*WORK TASK:*
Filter these records by the string "JSON", copying each line that holds it.

(App and web page records)

+ + + + + + +

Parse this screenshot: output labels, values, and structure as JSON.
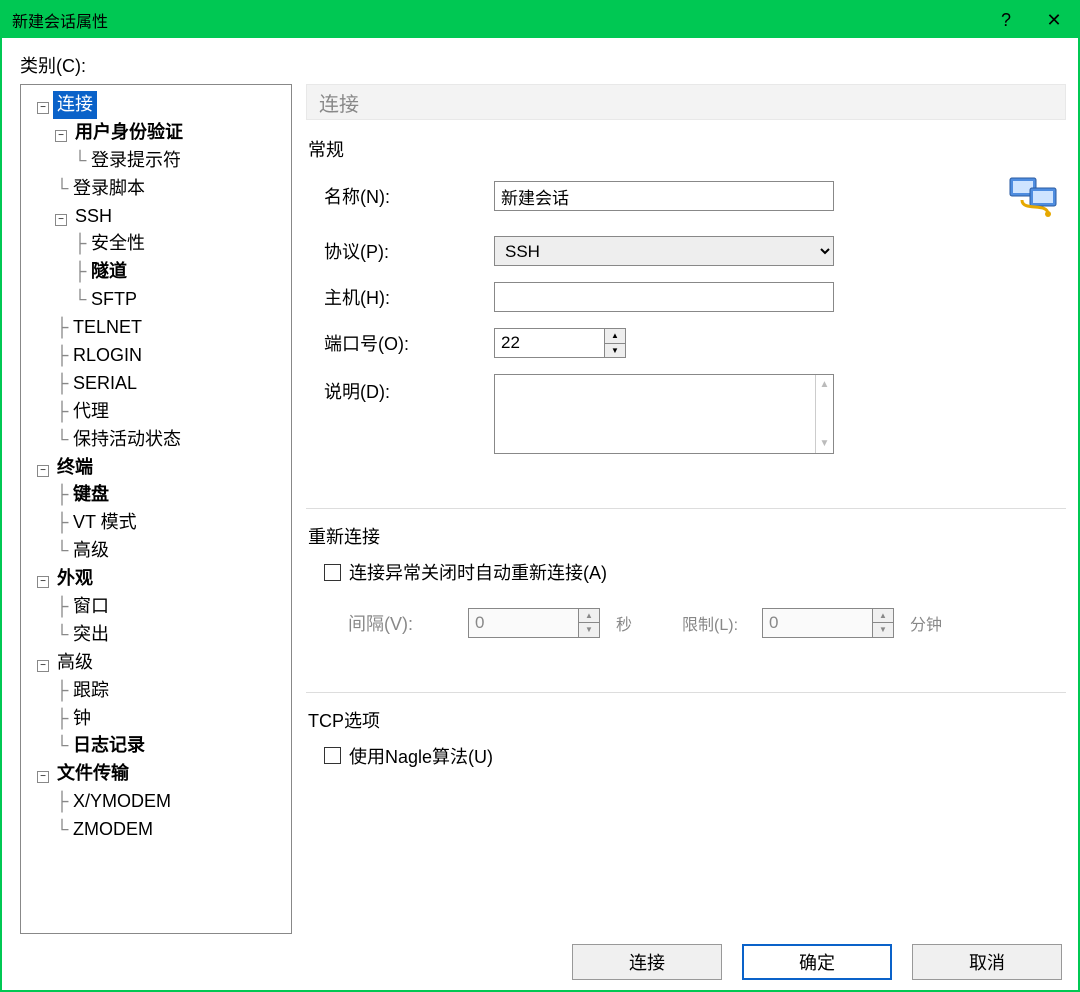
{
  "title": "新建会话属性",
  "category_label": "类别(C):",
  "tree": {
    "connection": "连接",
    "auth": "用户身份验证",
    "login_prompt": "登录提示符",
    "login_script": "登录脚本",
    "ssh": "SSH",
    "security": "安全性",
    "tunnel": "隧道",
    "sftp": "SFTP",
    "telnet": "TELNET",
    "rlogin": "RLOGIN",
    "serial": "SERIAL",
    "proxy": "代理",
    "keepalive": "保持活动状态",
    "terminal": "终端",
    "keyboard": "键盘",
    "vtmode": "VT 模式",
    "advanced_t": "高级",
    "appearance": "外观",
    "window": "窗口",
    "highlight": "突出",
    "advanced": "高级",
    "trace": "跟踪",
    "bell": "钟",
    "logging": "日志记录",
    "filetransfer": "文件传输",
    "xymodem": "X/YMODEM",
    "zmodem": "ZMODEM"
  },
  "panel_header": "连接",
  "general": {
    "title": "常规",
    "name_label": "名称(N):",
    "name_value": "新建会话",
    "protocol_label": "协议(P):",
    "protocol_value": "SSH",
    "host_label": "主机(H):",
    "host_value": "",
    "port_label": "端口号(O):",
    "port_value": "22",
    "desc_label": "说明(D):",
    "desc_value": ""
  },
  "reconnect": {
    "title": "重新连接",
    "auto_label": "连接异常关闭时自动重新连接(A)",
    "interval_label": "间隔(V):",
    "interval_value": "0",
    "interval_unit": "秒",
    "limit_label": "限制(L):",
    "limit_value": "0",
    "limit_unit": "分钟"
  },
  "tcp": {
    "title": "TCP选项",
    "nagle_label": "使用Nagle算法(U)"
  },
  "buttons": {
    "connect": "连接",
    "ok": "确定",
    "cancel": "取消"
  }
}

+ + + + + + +

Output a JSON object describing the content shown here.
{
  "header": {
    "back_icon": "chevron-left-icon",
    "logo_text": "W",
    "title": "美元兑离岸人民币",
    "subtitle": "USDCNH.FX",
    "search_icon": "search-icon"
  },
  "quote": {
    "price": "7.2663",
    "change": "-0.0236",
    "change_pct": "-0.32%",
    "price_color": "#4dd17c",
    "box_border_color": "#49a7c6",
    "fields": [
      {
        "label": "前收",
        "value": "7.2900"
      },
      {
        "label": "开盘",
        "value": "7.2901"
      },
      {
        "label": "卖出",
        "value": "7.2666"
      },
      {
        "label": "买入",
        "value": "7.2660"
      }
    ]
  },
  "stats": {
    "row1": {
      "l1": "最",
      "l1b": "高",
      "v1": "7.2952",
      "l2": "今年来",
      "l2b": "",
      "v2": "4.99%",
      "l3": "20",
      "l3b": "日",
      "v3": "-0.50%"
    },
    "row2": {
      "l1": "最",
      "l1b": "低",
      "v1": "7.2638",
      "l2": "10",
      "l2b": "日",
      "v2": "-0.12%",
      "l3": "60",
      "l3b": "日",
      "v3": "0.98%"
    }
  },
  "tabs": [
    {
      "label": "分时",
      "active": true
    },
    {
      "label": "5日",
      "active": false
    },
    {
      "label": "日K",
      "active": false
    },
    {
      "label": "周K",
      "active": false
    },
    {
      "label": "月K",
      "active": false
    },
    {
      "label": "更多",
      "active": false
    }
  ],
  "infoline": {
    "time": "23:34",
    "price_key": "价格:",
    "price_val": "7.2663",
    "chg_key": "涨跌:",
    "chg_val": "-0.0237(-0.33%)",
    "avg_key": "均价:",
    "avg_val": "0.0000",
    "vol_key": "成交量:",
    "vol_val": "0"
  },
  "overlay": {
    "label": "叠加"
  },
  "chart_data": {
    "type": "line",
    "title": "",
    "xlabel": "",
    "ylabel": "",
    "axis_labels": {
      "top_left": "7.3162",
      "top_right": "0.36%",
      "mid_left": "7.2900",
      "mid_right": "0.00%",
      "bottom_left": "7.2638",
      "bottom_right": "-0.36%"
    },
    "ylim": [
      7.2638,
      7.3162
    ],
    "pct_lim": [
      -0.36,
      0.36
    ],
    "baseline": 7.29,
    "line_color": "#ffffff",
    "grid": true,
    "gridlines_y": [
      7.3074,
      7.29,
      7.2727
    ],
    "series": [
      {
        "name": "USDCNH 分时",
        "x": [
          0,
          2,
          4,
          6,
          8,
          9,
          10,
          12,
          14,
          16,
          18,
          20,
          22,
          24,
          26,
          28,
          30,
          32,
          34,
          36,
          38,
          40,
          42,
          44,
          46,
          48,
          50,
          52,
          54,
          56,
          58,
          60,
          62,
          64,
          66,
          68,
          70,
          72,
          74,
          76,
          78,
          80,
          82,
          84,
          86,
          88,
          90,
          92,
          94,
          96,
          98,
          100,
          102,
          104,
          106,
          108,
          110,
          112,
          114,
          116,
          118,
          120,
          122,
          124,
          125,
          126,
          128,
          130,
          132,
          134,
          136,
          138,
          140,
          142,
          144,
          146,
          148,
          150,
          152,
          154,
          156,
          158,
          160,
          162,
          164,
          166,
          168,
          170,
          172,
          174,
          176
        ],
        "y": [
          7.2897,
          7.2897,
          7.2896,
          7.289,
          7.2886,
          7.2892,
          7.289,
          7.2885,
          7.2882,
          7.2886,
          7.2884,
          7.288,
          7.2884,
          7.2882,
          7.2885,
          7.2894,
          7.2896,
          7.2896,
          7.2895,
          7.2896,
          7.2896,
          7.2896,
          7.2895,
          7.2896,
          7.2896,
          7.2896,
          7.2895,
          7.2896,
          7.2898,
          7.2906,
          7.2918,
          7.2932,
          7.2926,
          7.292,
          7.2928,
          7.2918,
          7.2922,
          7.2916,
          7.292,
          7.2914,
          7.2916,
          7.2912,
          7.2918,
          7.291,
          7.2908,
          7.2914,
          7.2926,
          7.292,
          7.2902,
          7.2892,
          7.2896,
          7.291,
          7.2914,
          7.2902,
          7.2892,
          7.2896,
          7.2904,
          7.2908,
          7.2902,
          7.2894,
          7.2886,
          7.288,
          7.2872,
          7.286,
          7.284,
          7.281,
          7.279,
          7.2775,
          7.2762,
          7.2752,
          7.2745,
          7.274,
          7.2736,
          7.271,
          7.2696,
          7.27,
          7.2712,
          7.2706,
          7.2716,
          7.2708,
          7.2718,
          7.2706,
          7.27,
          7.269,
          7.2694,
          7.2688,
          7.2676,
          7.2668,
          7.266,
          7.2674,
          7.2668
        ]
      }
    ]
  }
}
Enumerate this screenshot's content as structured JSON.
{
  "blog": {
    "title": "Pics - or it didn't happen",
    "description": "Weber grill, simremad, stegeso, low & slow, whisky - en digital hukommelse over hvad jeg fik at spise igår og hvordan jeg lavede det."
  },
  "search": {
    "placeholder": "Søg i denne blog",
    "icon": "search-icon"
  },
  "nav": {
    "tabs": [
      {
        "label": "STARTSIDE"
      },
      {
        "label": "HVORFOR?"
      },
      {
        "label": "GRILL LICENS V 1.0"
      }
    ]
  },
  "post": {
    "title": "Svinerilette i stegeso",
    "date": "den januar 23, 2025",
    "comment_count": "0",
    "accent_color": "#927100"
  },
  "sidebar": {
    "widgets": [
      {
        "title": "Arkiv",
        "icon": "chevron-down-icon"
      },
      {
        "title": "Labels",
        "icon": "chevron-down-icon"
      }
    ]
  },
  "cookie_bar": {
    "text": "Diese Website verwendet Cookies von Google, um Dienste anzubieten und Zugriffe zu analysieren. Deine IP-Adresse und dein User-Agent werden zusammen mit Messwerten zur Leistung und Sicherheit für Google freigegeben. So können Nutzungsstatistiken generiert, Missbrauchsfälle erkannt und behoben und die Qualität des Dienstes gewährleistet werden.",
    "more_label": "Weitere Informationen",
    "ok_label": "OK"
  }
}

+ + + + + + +

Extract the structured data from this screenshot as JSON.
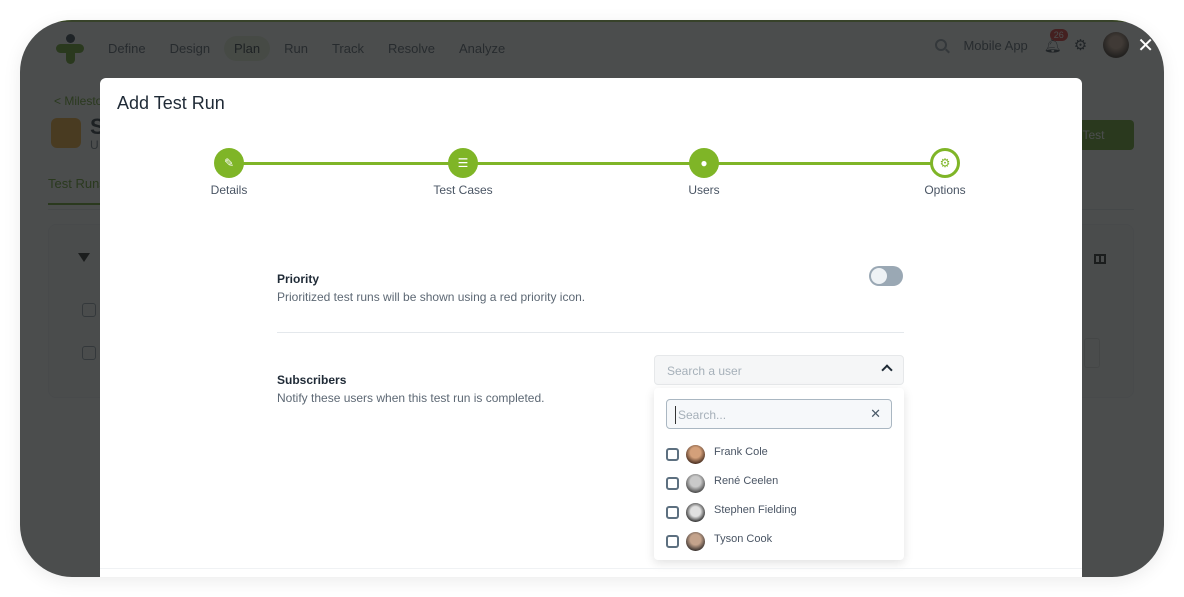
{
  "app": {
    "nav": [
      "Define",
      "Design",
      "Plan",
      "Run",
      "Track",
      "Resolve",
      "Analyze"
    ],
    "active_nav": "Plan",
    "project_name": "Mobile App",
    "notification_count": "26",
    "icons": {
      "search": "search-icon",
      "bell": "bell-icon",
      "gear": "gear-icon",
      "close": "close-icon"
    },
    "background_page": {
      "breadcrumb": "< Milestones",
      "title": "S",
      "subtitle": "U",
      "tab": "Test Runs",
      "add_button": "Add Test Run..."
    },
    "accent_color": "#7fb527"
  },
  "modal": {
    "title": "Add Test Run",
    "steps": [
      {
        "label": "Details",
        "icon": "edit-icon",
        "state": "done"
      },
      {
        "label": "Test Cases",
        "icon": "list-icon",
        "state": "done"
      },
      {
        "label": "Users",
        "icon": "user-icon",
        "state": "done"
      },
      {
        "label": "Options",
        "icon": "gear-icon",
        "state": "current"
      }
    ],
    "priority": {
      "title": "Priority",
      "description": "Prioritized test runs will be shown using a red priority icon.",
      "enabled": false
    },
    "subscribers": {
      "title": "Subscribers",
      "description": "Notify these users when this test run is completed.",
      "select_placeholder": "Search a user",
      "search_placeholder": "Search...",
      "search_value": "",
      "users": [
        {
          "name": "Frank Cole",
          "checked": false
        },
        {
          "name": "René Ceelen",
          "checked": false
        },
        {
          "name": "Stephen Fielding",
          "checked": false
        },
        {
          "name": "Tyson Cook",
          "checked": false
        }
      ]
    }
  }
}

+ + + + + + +

*WRITTEN RESPONSE:*
Parse this screenshot: output labels, values, and structure as JSON.
Output a JSON object describing the content shown here.
Enumerate this screenshot's content as structured JSON.
Extract the structured data from this screenshot as JSON.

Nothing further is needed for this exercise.